> [Records excerpted from a collection]

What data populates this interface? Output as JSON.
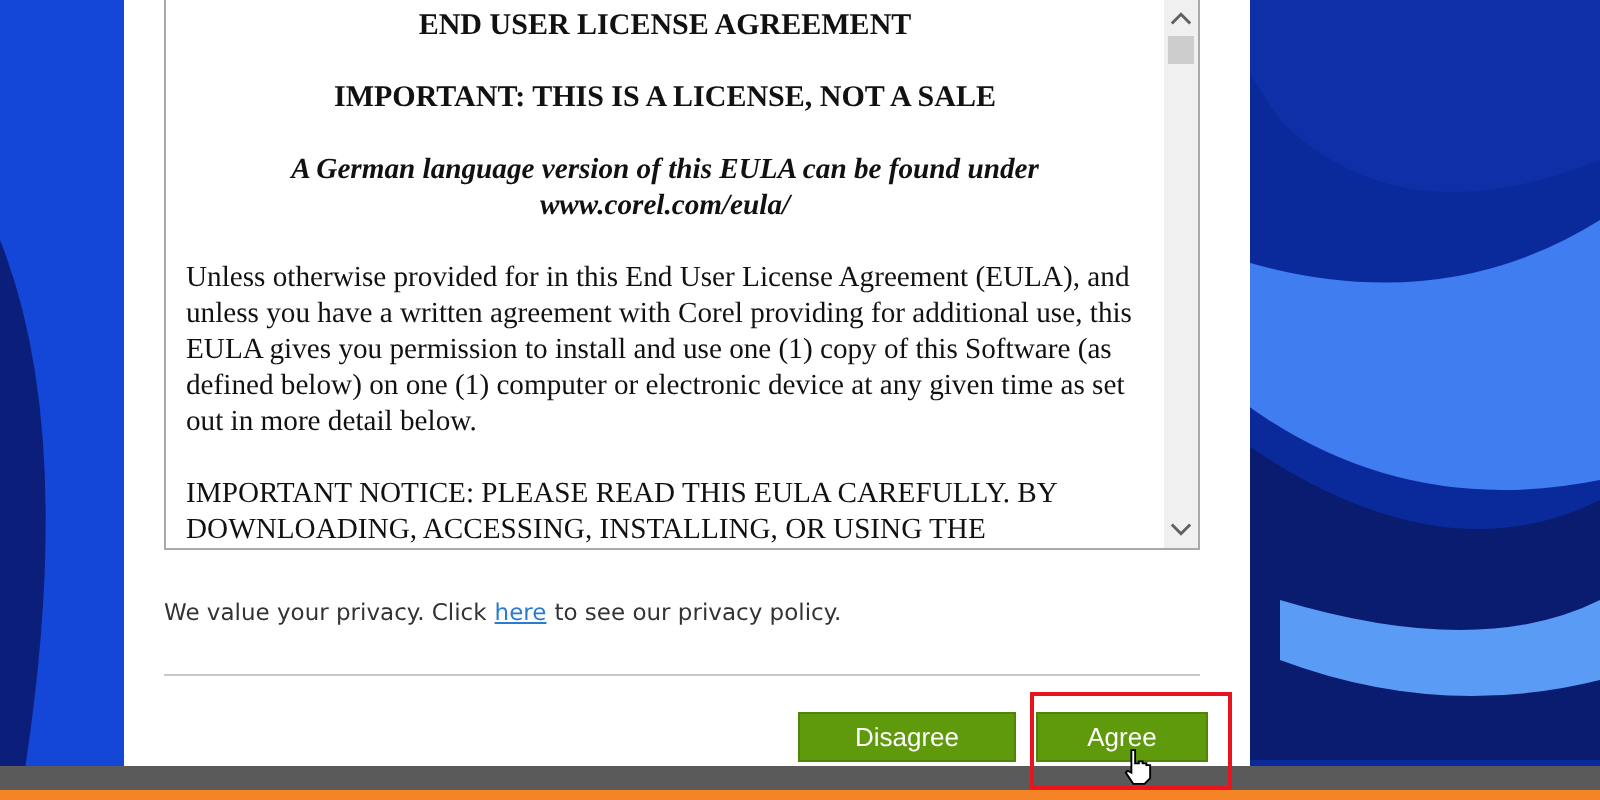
{
  "license": {
    "paragraphs": [
      {
        "kind": "heading",
        "text": "END USER LICENSE AGREEMENT"
      },
      {
        "kind": "heading",
        "text": "IMPORTANT: THIS IS A LICENSE, NOT A SALE"
      },
      {
        "kind": "note",
        "text": "A German language version of this EULA can be found under www.corel.com/eula/"
      },
      {
        "kind": "body",
        "text": "Unless otherwise provided for in this End User License Agreement (EULA), and unless you have a written agreement with Corel providing for additional use, this EULA gives you permission to install and use one (1) copy of this Software (as defined below) on one (1) computer or electronic device at any given time as set out in more detail below."
      },
      {
        "kind": "body",
        "text": "IMPORTANT NOTICE: PLEASE READ THIS EULA CAREFULLY. BY DOWNLOADING, ACCESSING, INSTALLING, OR USING THE"
      }
    ]
  },
  "privacy": {
    "before": "We value your privacy. Click",
    "link": "here",
    "after": "to see our privacy policy."
  },
  "buttons": [
    {
      "label": "Disagree",
      "highlighted": false
    },
    {
      "label": "Agree",
      "highlighted": true
    }
  ]
}
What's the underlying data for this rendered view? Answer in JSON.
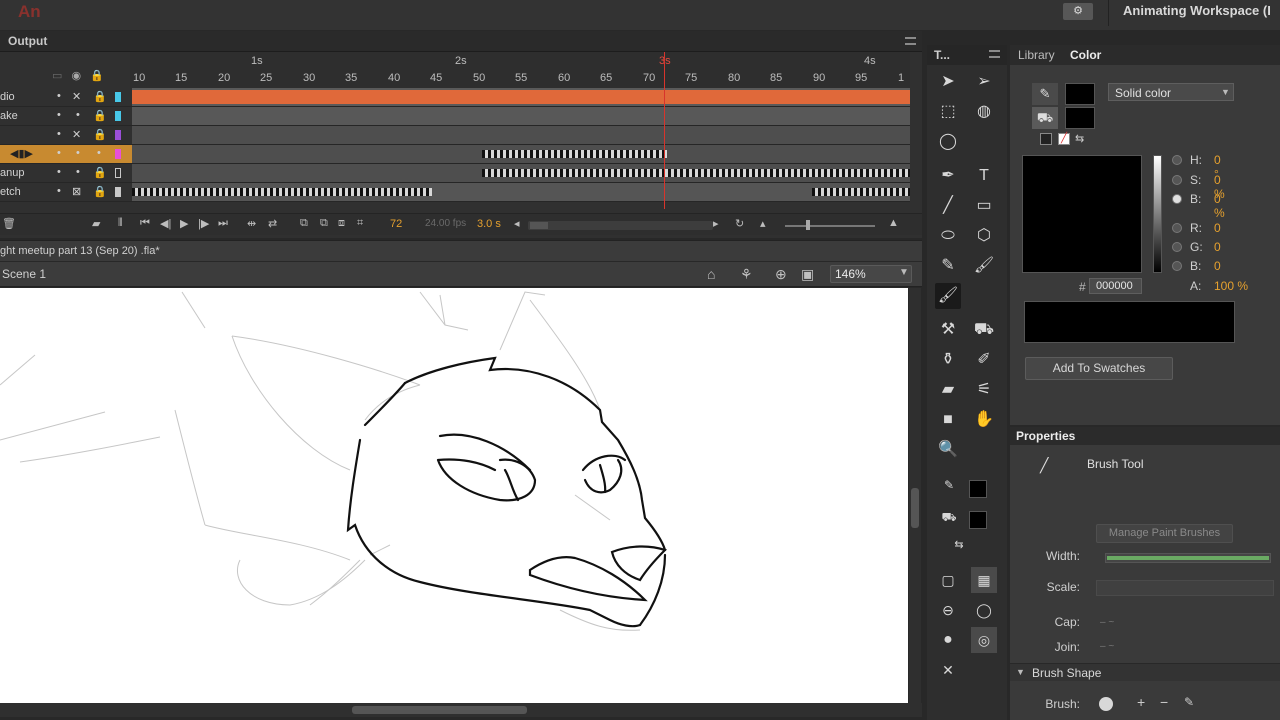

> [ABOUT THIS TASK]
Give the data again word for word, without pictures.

> [RESPONSE TO THIS TASK]
What data populates this interface? Output as JSON.
{
  "license": {
    "paragraphs": [
      {
        "kind": "heading",
        "text": "END USER LICENSE AGREEMENT"
      },
      {
        "kind": "heading",
        "text": "IMPORTANT: THIS IS A LICENSE, NOT A SALE"
      },
      {
        "kind": "note",
        "text": "A German language version of this EULA can be found under www.corel.com/eula/"
      },
      {
        "kind": "body",
        "text": "Unless otherwise provided for in this End User License Agreement (EULA), and unless you have a written agreement with Corel providing for additional use, this EULA gives you permission to install and use one (1) copy of this Software (as defined below) on one (1) computer or electronic device at any given time as set out in more detail below."
      },
      {
        "kind": "body",
        "text": "IMPORTANT NOTICE: PLEASE READ THIS EULA CAREFULLY. BY DOWNLOADING, ACCESSING, INSTALLING, OR USING THE"
      }
    ]
  },
  "privacy": {
    "before": "We value your privacy. Click",
    "link": "here",
    "after": "to see our privacy policy."
  },
  "buttons": [
    {
      "label": "Disagree",
      "highlighted": false
    },
    {
      "label": "Agree",
      "highlighted": true
    }
  ]
}
What's the underlying data for this rendered view? Answer in JSON.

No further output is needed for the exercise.